And these are likely conservative estimates. While costs are likely underestimated due to data constraints on tenure-security establishment and opportunity costs, full estimation of the many benefits community forests provide—such as ecosystem services, conflict resolution and more—would likely show an even more positive story.

Community Forests for Climate Change Mitigation

Results also indicate that investing in community forests is in many cases is a low-cost climate mitigation strategy, as research shows that deforestation rates inside community forests are significantly lower than in other forested areas. In Brazil, the cost of carbon mitigation through a 20-year investment in forest tenure security is between $0.39 and $0.52 per tonne of CO2 emissions (tCO2) removed from the atmosphere. And in Guatemala, the carbon-mitigation cost per tonne of removed CO2 emissions is estimated to be $7.37 to $8.50. Securing the forest rights of Indigenous Peoples in the Brazilian Amazon and community concessions in the Guatemalan Maya Biosphere Reserve could result in more than 5.4 billion tons of CO2 stored over 20 years—the equivalent of the annual greenhouse gas emissions from more than one billion cars.

This is an especially important finding given the current state of international climate action. Many countries—both developed and developing—recently submitted their post-2020 national climate plans as part of the UN Framework Convention on Climate Change. Investing in community forests can be a low-cost, high-reward method for countries to meet their emissions-reduction commitments.

Incentivizing the Right Investments

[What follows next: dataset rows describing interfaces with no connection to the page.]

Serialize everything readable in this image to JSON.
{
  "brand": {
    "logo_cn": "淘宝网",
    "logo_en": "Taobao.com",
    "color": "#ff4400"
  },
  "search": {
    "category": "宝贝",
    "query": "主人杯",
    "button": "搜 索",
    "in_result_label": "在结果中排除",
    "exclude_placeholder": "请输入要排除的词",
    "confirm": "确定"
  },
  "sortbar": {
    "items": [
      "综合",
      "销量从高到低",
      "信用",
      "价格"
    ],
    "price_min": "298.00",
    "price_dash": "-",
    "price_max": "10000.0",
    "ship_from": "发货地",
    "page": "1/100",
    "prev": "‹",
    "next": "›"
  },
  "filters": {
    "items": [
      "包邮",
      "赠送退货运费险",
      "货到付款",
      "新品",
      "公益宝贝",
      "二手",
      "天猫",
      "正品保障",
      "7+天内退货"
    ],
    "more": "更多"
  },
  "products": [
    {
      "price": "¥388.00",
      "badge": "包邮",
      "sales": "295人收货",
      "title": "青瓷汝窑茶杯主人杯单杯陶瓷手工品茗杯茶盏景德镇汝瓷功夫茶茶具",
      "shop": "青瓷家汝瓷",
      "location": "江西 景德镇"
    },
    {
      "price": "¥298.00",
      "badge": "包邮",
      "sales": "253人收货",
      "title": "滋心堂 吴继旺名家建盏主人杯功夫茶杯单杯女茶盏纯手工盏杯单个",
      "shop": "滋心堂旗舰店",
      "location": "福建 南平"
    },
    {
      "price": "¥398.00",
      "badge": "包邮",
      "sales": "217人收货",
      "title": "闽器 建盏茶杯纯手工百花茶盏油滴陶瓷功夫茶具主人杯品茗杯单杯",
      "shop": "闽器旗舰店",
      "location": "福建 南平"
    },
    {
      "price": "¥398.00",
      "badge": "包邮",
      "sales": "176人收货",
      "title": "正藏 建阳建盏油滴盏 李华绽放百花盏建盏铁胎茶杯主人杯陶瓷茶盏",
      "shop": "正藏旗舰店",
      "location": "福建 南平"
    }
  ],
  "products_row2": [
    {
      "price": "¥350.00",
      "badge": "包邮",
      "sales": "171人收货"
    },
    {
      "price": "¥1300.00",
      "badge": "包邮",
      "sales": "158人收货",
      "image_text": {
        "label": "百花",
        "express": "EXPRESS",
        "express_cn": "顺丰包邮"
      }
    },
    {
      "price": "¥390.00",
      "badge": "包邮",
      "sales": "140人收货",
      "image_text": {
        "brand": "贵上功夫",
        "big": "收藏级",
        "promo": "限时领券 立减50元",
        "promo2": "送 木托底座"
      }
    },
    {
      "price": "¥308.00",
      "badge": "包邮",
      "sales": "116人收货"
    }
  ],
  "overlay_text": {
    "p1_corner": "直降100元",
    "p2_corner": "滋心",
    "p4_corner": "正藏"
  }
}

Of course, community forests can only provide social and environmental benefits if they are protected in law and practice. Many of the world’s community forests are experiencing increasing threats—such as from logging and mining operations—that often undermine communities’ livelihoods and sustainable management practices. A recent report by the Rights and Resources Initiative found a decreasing trend towards recognition of Indigenous Peoples’ and local communities’ land rights in developing countries since 2008, and fewer and weaker pro-community reforms.

Economic valuation can act as a tool for promoting more informed decision-making in countries with community forest populations. Extending the benefit-cost analysis approach from this working paper to other community forests around the world could advance policymakers’ understanding of the economic case for secure community forest tenure.

WRI is currently collaborating with local experts to extend this work to other countries in the Amazon basin, such as Bolivia and Colombia. Tune in for our results in 2016.